**About this task:**
From the entries that follow, pick out all lines holding "SOLIDWORKS".

** Records to use follows **

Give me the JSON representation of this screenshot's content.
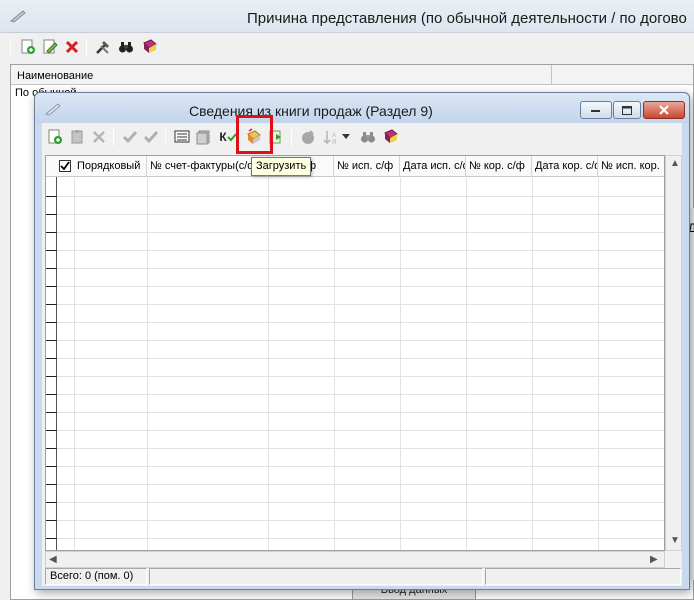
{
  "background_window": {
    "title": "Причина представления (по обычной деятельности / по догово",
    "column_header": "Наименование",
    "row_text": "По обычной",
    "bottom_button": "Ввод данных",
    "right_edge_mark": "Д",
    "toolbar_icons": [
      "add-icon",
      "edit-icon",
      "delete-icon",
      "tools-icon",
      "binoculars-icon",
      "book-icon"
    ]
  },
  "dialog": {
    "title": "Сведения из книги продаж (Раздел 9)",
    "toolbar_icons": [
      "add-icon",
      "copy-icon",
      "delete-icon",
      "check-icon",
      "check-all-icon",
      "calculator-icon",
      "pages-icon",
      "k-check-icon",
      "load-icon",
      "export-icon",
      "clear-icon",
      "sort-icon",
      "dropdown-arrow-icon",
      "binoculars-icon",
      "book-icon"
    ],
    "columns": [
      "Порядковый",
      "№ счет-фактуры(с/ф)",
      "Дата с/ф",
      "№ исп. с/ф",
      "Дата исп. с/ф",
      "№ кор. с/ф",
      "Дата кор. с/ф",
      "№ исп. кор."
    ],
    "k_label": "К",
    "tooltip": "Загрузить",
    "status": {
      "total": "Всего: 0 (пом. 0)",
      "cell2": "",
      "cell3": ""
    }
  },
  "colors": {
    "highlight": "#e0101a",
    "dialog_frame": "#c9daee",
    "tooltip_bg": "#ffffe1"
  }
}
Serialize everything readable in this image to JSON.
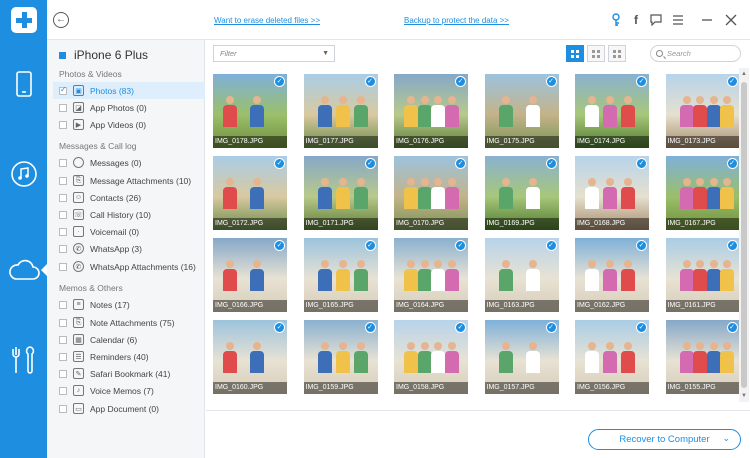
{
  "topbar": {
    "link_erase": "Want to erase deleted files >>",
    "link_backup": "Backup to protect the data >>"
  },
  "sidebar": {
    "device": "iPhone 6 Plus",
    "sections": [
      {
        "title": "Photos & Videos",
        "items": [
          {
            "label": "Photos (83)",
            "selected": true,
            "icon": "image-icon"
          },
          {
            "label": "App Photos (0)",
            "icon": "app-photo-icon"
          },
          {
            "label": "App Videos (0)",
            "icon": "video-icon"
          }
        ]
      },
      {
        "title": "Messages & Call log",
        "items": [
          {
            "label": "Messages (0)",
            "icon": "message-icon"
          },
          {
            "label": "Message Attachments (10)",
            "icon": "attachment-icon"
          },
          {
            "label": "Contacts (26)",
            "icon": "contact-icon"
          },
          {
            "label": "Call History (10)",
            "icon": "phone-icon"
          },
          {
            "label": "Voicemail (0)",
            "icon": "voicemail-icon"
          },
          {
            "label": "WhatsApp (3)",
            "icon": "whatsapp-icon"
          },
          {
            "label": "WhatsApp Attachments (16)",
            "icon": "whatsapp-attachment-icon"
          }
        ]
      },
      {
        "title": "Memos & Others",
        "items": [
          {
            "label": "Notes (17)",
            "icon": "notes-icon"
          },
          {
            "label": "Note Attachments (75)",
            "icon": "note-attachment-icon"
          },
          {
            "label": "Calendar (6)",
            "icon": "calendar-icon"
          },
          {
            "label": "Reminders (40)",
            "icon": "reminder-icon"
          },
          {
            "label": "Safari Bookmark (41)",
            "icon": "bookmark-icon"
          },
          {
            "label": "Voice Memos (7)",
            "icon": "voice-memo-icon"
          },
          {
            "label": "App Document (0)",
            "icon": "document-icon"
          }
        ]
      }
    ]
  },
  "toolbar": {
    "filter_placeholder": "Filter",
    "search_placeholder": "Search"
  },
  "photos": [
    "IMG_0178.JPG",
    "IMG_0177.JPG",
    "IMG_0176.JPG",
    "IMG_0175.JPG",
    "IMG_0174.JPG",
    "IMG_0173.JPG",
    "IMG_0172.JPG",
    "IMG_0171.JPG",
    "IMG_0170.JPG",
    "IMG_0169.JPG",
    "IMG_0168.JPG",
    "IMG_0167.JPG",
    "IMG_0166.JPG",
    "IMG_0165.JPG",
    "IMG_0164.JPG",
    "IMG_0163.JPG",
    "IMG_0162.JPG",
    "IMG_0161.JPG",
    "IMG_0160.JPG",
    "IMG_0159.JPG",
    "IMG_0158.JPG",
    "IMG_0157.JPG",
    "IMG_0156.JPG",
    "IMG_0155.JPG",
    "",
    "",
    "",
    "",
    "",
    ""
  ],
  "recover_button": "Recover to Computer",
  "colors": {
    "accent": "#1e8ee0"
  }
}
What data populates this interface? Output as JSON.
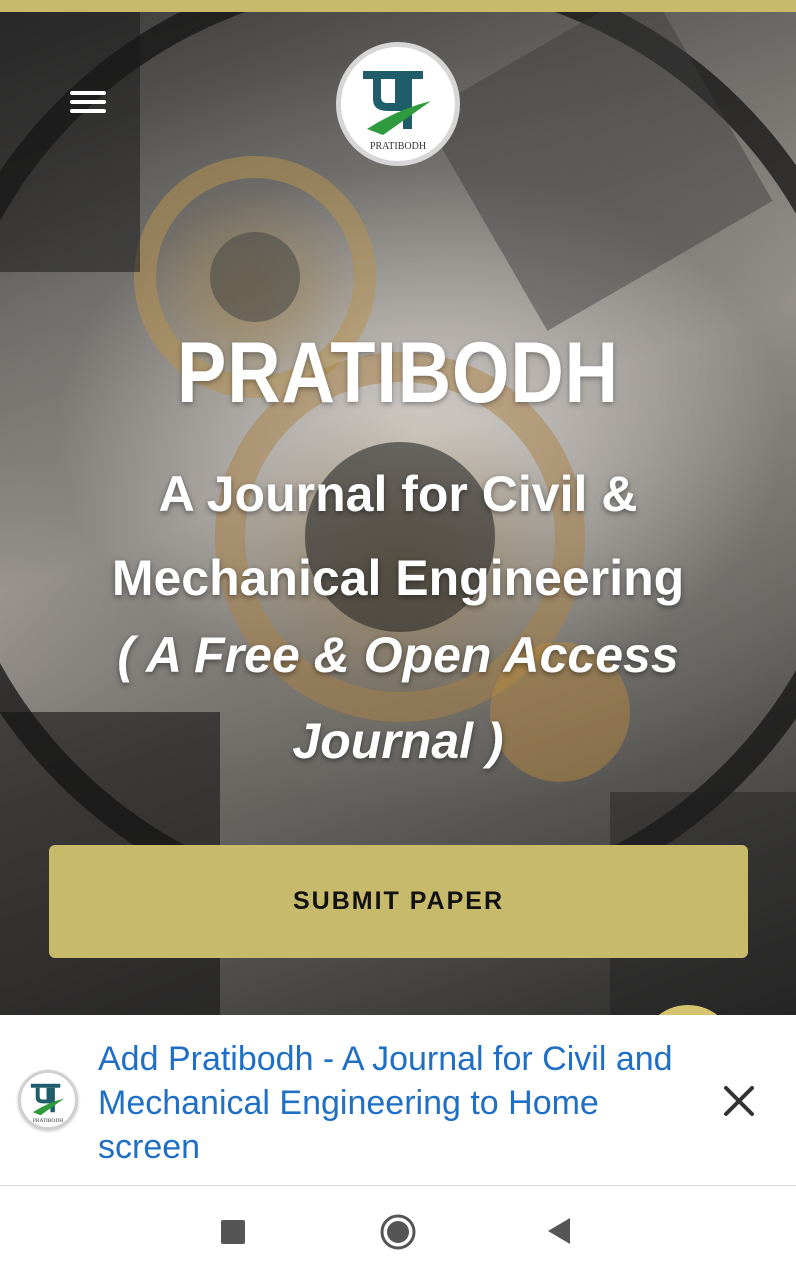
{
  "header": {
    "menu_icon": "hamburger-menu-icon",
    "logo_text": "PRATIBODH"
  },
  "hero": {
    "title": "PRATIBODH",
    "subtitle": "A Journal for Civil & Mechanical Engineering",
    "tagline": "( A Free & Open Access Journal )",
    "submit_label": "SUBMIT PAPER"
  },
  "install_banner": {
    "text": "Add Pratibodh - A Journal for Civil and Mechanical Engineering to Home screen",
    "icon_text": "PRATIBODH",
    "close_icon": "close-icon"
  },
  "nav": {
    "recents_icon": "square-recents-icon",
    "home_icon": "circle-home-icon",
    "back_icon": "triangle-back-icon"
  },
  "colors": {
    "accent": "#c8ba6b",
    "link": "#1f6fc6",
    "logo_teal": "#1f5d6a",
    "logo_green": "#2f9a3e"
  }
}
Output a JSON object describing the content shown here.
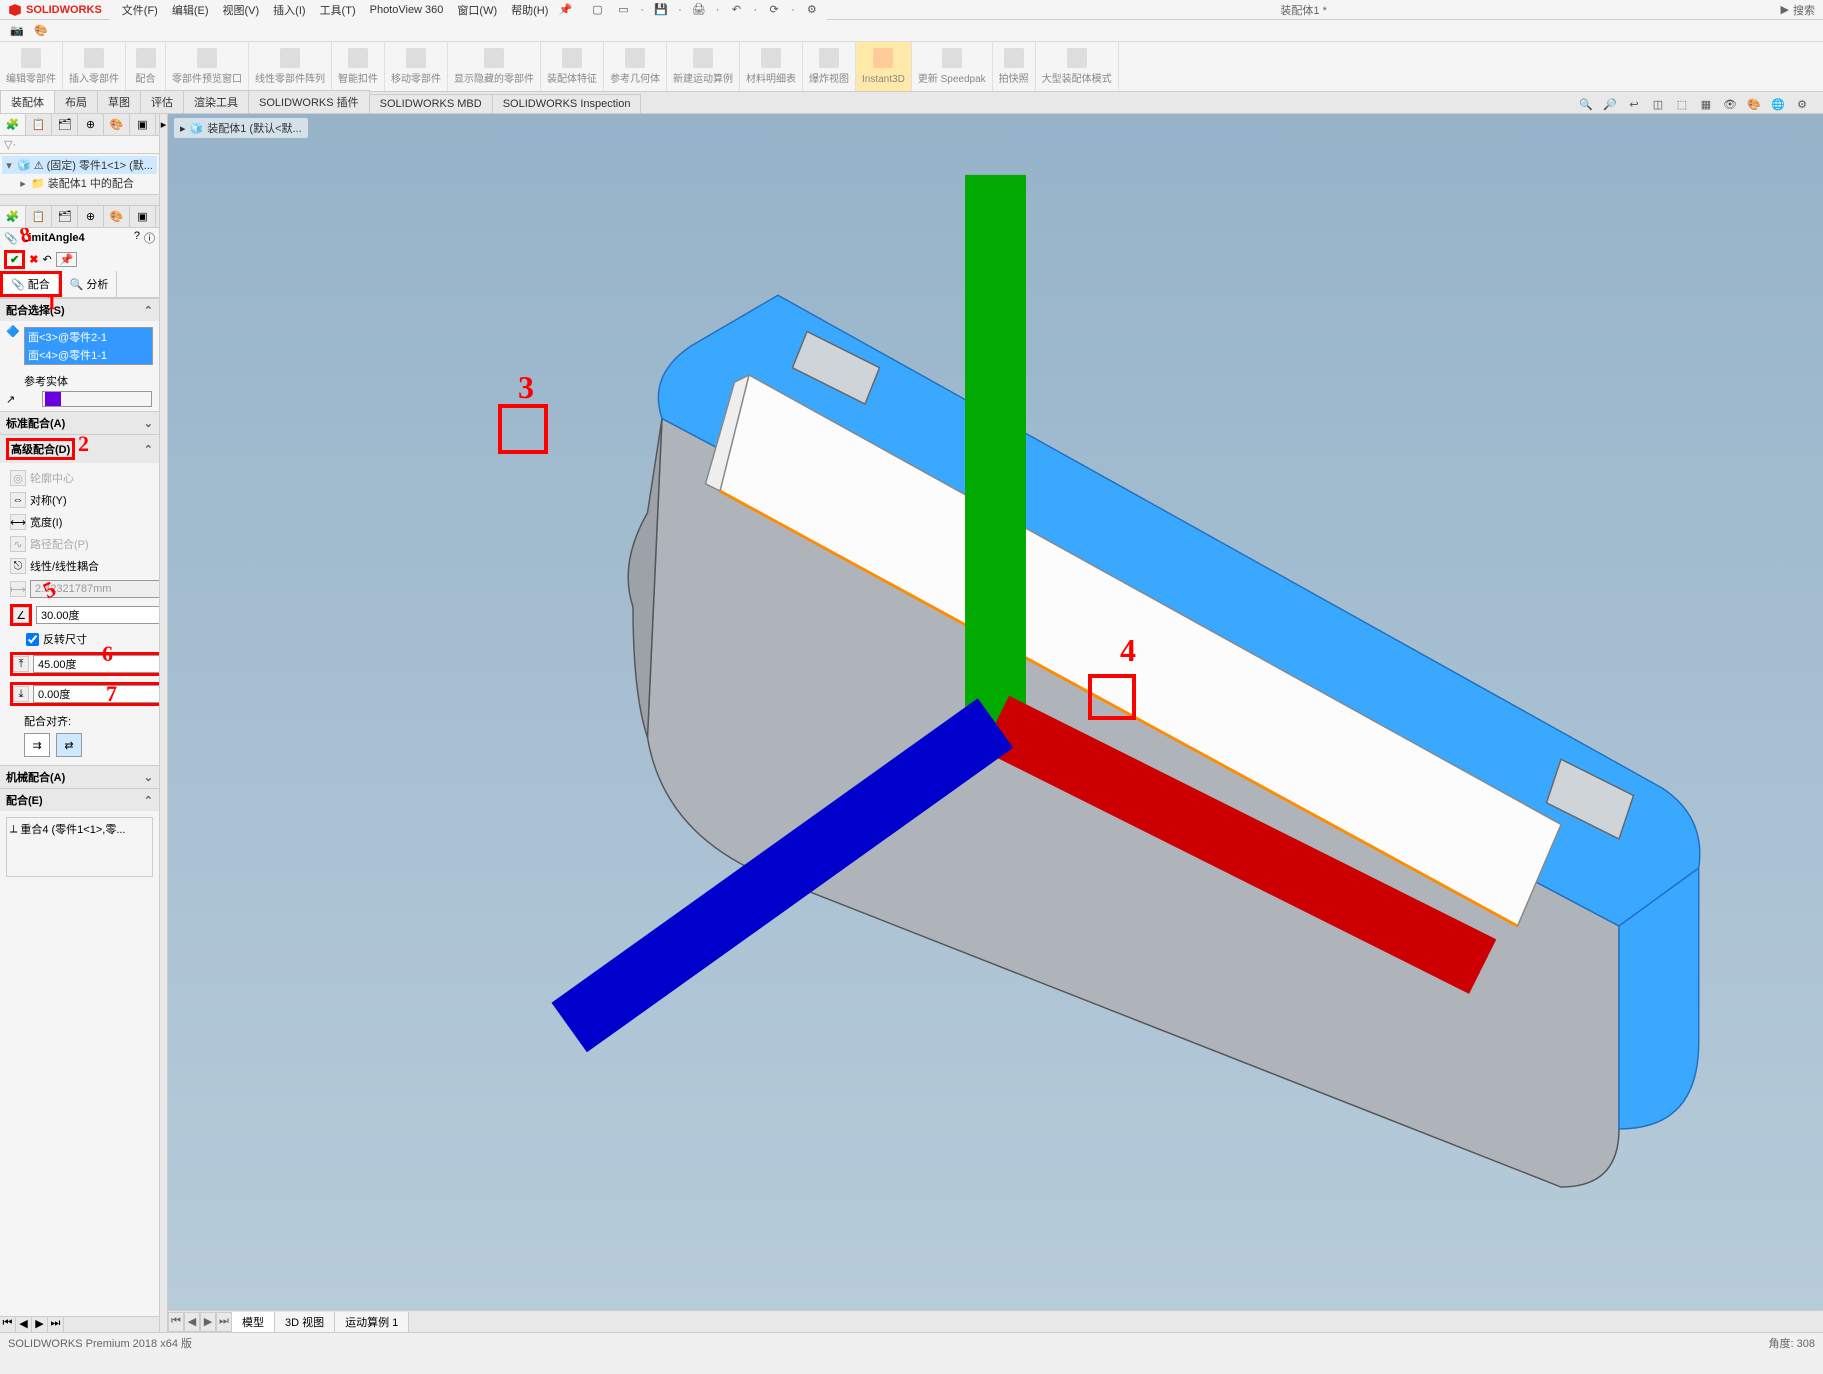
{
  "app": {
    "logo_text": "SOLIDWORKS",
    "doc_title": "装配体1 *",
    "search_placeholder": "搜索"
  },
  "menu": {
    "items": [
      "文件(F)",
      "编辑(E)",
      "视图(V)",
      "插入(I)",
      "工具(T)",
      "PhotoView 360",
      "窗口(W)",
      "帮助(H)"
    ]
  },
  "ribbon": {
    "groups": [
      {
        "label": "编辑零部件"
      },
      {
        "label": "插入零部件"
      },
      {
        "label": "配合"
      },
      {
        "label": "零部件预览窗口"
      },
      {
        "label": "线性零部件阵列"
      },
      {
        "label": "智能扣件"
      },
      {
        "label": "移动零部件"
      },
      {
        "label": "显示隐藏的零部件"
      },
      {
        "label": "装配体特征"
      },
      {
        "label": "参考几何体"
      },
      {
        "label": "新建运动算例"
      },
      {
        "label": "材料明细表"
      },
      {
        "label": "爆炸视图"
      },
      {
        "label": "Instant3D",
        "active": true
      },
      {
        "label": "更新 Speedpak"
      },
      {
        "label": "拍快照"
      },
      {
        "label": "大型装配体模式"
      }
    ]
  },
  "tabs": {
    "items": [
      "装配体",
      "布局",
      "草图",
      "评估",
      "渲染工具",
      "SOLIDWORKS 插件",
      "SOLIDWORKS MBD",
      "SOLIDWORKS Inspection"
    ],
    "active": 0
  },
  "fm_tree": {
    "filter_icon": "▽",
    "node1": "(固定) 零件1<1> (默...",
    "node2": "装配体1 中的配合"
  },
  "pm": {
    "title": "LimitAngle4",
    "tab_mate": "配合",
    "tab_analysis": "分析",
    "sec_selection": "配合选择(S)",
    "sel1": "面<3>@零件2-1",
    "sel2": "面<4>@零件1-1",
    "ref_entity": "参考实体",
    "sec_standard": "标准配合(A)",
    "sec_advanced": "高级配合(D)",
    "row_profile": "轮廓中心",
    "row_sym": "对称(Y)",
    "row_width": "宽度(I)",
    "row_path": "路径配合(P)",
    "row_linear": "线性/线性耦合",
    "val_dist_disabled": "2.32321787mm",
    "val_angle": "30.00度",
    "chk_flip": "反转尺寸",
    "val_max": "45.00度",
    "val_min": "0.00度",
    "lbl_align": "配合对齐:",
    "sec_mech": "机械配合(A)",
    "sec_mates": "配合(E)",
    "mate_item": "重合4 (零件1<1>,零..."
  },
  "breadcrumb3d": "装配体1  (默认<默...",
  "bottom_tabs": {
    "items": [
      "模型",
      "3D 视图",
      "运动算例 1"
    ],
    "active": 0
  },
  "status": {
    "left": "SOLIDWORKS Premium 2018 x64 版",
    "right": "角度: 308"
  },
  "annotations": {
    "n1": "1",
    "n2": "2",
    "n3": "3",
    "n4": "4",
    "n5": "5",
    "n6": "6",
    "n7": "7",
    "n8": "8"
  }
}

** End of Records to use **

**Output below:**
    "logo_text": "SOLIDWORKS",
      "SOLIDWORKS 插件",
      "SOLIDWORKS MBD",
      "SOLIDWORKS Inspection"
    "left": "SOLIDWORKS Premium 2018 x64 版",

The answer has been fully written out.